Archive for August, 2017

Public Selves

Monday, August 21st, 2017

A young man has decided not to attend Boston University this fall after being outed as a Charlottesville marcher. He’s received death threats which he considers “a liability to [his] brand” and his “academic success.” He’s troubled that the threats come from people he’s “never met…never had a conversation with.”

Conversations with people you disagree with are, of course, to be encouraged (though you might struggle to find common ground with someone for whom “Sieg heil!” is an appropriate public utterance). But the suggestion that people who’ve never met this young man don’t know him bears further examination. It’s a little Trumpian. One of Trump’s responses to Khizr Khan was that Khan had “never met [him].” During the campaign, he frequently complained that people who criticized him didn’t know him, as if his public self weren’t amply on display.

It’s often said by those who know Trump that he’s more reasonable in private; he’s kind to his family; genial to his friends; promotes talented women in his businesses. Only the last has real public implications, and it exists in the context of a long public record of misogyny. Some of Trump’s supporters seem genuinely confused by the differences between his public self and his private one. When during the campaign Chris Christie declared that Trump had dropped the birther stuff a long time ago, he may have been lying; or he may have been thrown by a disconnect between his friend’s private statements and his public ones.

This blurring of the line between public and private has always been a hazard of those with access to wealth and power. It’s too easy to assume that your friends and acquaintances, not to mention your Dad, could never be forces for evil in the world. It’s too easy to forget that the qualities that make someone a good dinner companion or golf partner don’t necessarily translate into goodness in the public sphere.
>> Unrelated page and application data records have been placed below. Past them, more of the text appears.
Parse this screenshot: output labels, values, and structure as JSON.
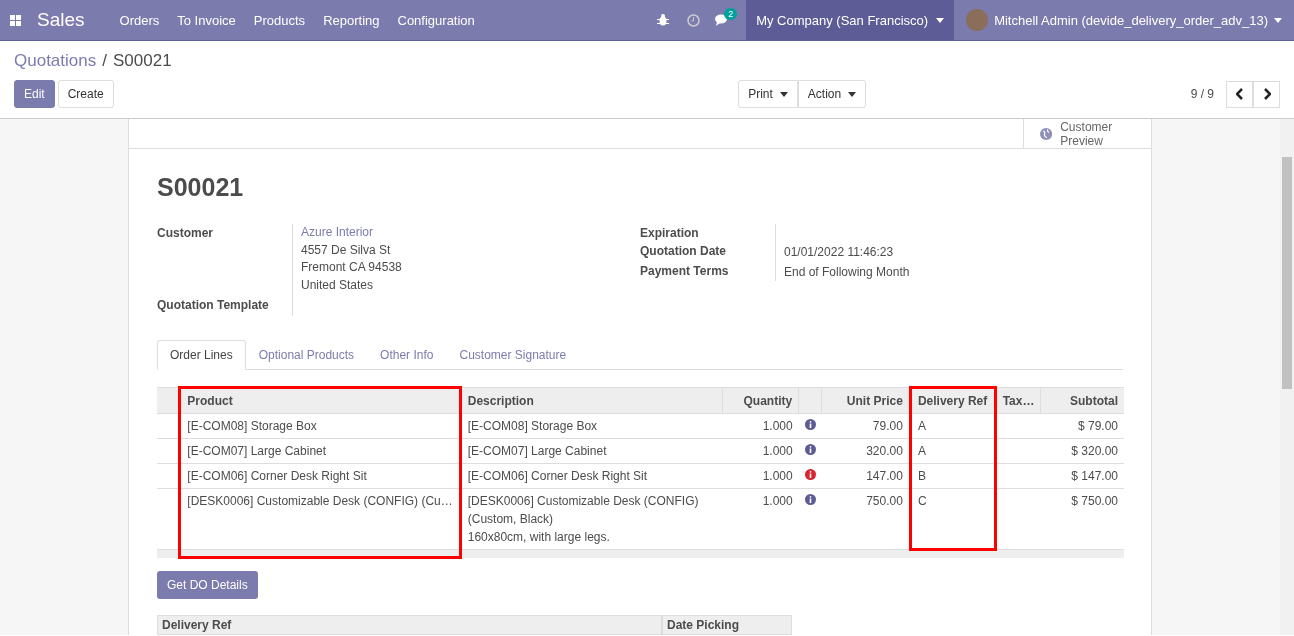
{
  "navbar": {
    "app": "Sales",
    "menu": [
      "Orders",
      "To Invoice",
      "Products",
      "Reporting",
      "Configuration"
    ],
    "messages_count": "2",
    "company": "My Company (San Francisco)",
    "user": "Mitchell Admin (devide_delivery_order_adv_13)"
  },
  "breadcrumb": {
    "parent": "Quotations",
    "separator": "/",
    "current": "S00021"
  },
  "buttons": {
    "edit": "Edit",
    "create": "Create",
    "print": "Print",
    "action": "Action"
  },
  "pager": "9 / 9",
  "sheet": {
    "preview_button": "Customer Preview",
    "title": "S00021",
    "left_fields": [
      {
        "label": "Customer",
        "lines": [
          "Azure Interior",
          "4557 De Silva St",
          "Fremont CA 94538",
          "United States"
        ]
      },
      {
        "label": "Quotation Template"
      }
    ],
    "right_fields": [
      {
        "label": "Expiration"
      },
      {
        "label": "Quotation Date",
        "value": "01/01/2022 11:46:23"
      },
      {
        "label": "Payment Terms",
        "value": "End of Following Month"
      }
    ],
    "tabs": [
      {
        "label": "Order Lines",
        "selected": true
      },
      {
        "label": "Optional Products",
        "selected": false
      },
      {
        "label": "Other Info",
        "selected": false
      },
      {
        "label": "Customer Signature",
        "selected": false
      }
    ],
    "columns": [
      {
        "label": "Product",
        "highlighted": true
      },
      {
        "label": "Description",
        "highlighted": false
      },
      {
        "label": "Quantity",
        "highlighted": false
      },
      {
        "label": "Unit Price",
        "highlighted": false
      },
      {
        "label": "Delivery Ref",
        "highlighted": true
      },
      {
        "label": "Tax…",
        "highlighted": false
      },
      {
        "label": "Subtotal",
        "highlighted": false
      }
    ],
    "rows": [
      {
        "product": "[E-COM08] Storage Box",
        "description": [
          "[E-COM08] Storage Box"
        ],
        "quantity": "1.000",
        "warning": false,
        "unit_price": "79.00",
        "delivery_ref": "A",
        "subtotal": "$ 79.00"
      },
      {
        "product": "[E-COM07] Large Cabinet",
        "description": [
          "[E-COM07] Large Cabinet"
        ],
        "quantity": "1.000",
        "warning": false,
        "unit_price": "320.00",
        "delivery_ref": "A",
        "subtotal": "$ 320.00"
      },
      {
        "product": "[E-COM06] Corner Desk Right Sit",
        "description": [
          "[E-COM06] Corner Desk Right Sit"
        ],
        "quantity": "1.000",
        "warning": true,
        "unit_price": "147.00",
        "delivery_ref": "B",
        "subtotal": "$ 147.00"
      },
      {
        "product": "[DESK0006] Customizable Desk (CONFIG) (Cu…",
        "description": [
          "[DESK0006] Customizable Desk (CONFIG)",
          "(Custom, Black)",
          "160x80cm, with large legs."
        ],
        "quantity": "1.000",
        "warning": false,
        "unit_price": "750.00",
        "delivery_ref": "C",
        "subtotal": "$ 750.00"
      }
    ],
    "do_button": "Get DO Details",
    "do_columns": [
      "Delivery Ref",
      "Date Picking"
    ]
  }
}
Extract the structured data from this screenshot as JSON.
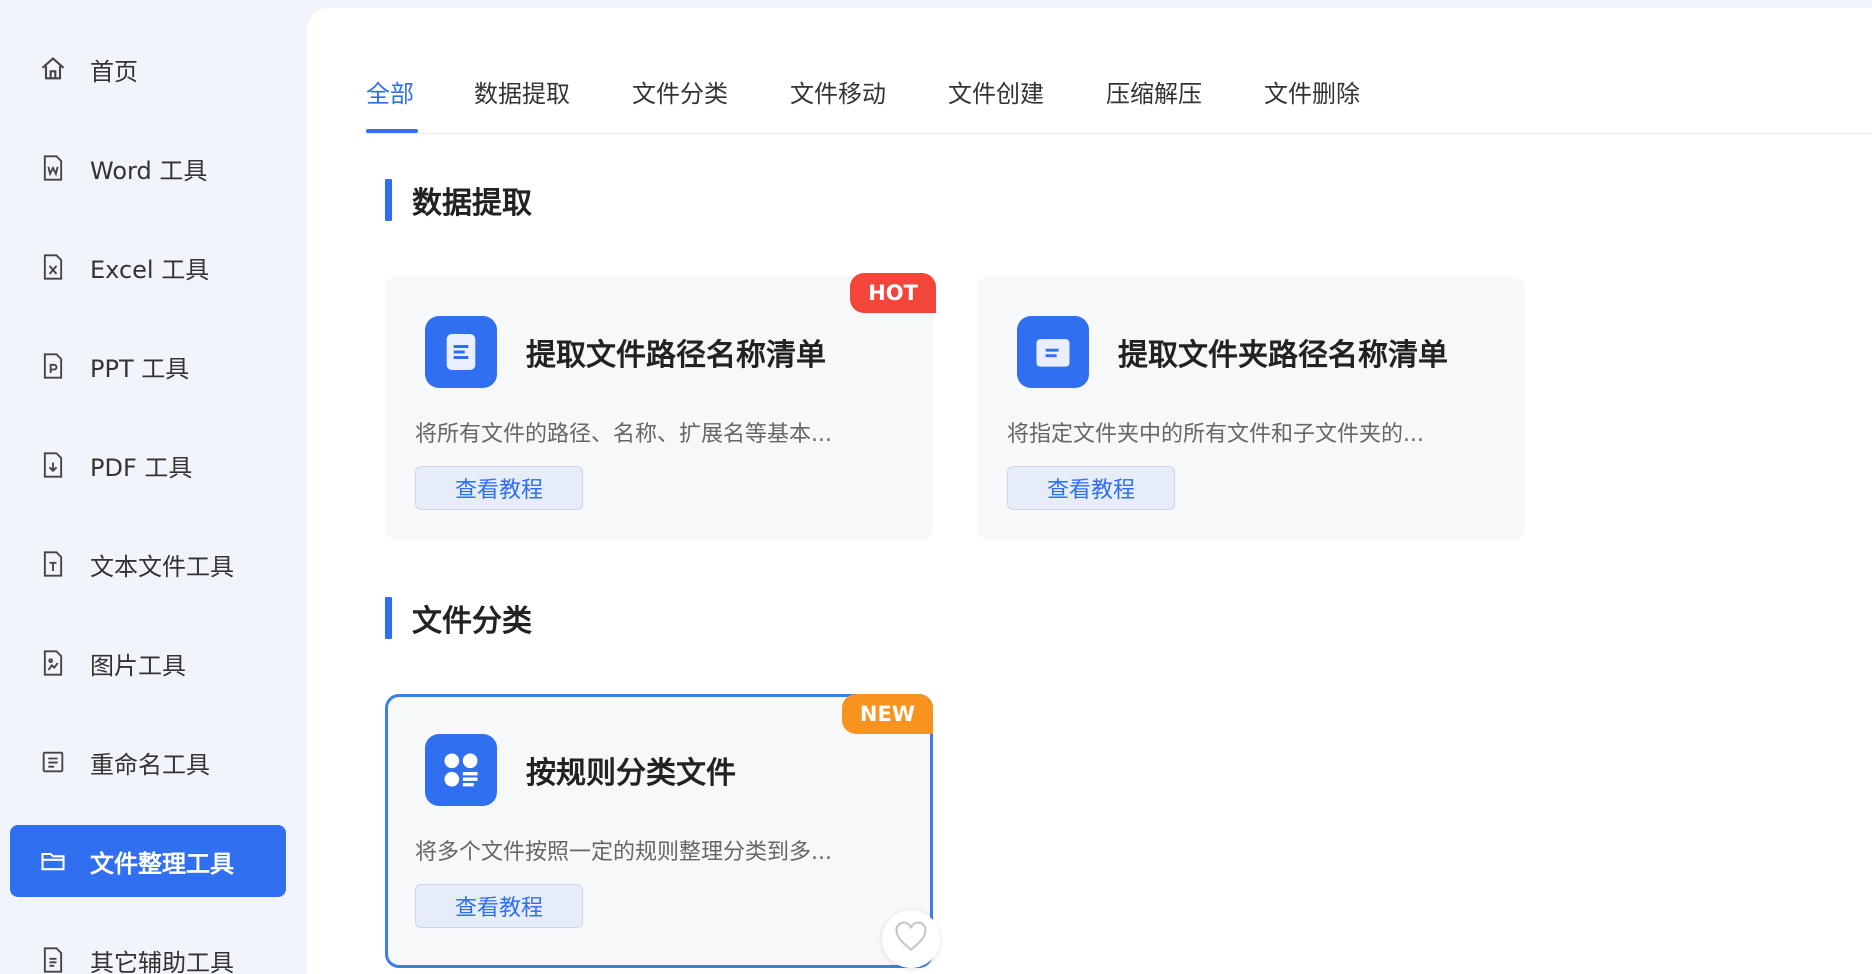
{
  "sidebar": {
    "items": [
      {
        "label": "首页",
        "icon": "home-icon"
      },
      {
        "label": "Word 工具",
        "icon": "word-file-icon"
      },
      {
        "label": "Excel 工具",
        "icon": "excel-file-icon"
      },
      {
        "label": "PPT 工具",
        "icon": "ppt-file-icon"
      },
      {
        "label": "PDF 工具",
        "icon": "pdf-file-icon"
      },
      {
        "label": "文本文件工具",
        "icon": "text-file-icon"
      },
      {
        "label": "图片工具",
        "icon": "image-file-icon"
      },
      {
        "label": "重命名工具",
        "icon": "rename-icon"
      },
      {
        "label": "文件整理工具",
        "icon": "folder-icon",
        "active": true
      },
      {
        "label": "其它辅助工具",
        "icon": "tools-icon"
      }
    ]
  },
  "tabs": [
    {
      "label": "全部",
      "active": true
    },
    {
      "label": "数据提取"
    },
    {
      "label": "文件分类"
    },
    {
      "label": "文件移动"
    },
    {
      "label": "文件创建"
    },
    {
      "label": "压缩解压"
    },
    {
      "label": "文件删除"
    }
  ],
  "sections": [
    {
      "title": "数据提取",
      "cards": [
        {
          "title": "提取文件路径名称清单",
          "desc": "将所有文件的路径、名称、扩展名等基本...",
          "button": "查看教程",
          "badge": "HOT"
        },
        {
          "title": "提取文件夹路径名称清单",
          "desc": "将指定文件夹中的所有文件和子文件夹的...",
          "button": "查看教程"
        }
      ]
    },
    {
      "title": "文件分类",
      "cards": [
        {
          "title": "按规则分类文件",
          "desc": "将多个文件按照一定的规则整理分类到多...",
          "button": "查看教程",
          "badge": "NEW"
        }
      ]
    }
  ],
  "colors": {
    "accent": "#2f6ff0",
    "hot": "#f2463b",
    "new": "#f7931e",
    "sidebar_bg": "#f1f4fa"
  }
}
But the complaint that “they’ve never met me” seems to reject the idea of a public self altogether. We’re not to be judged by our public actions or rhetoric but by who we are inside or in our living rooms. Trump may be right that there were some “very fine people” in the march at Charlottesville—generous to their friends, devoted to their families, supportive of churches and charities. But their public selves were horrendous. And, at the moment, their public selves were what mattered.

On some level, our would-be student understands this. He’s worried about his “brand.” Here, too, he echoes Trump, whose career can best be understood as the development and marketing of a brand. But a brand is not a self. It elides the responsibility of a public self, which is profoundly still a self, perhaps even the most important self. And that might go a long way to explaining the trouble we’re in.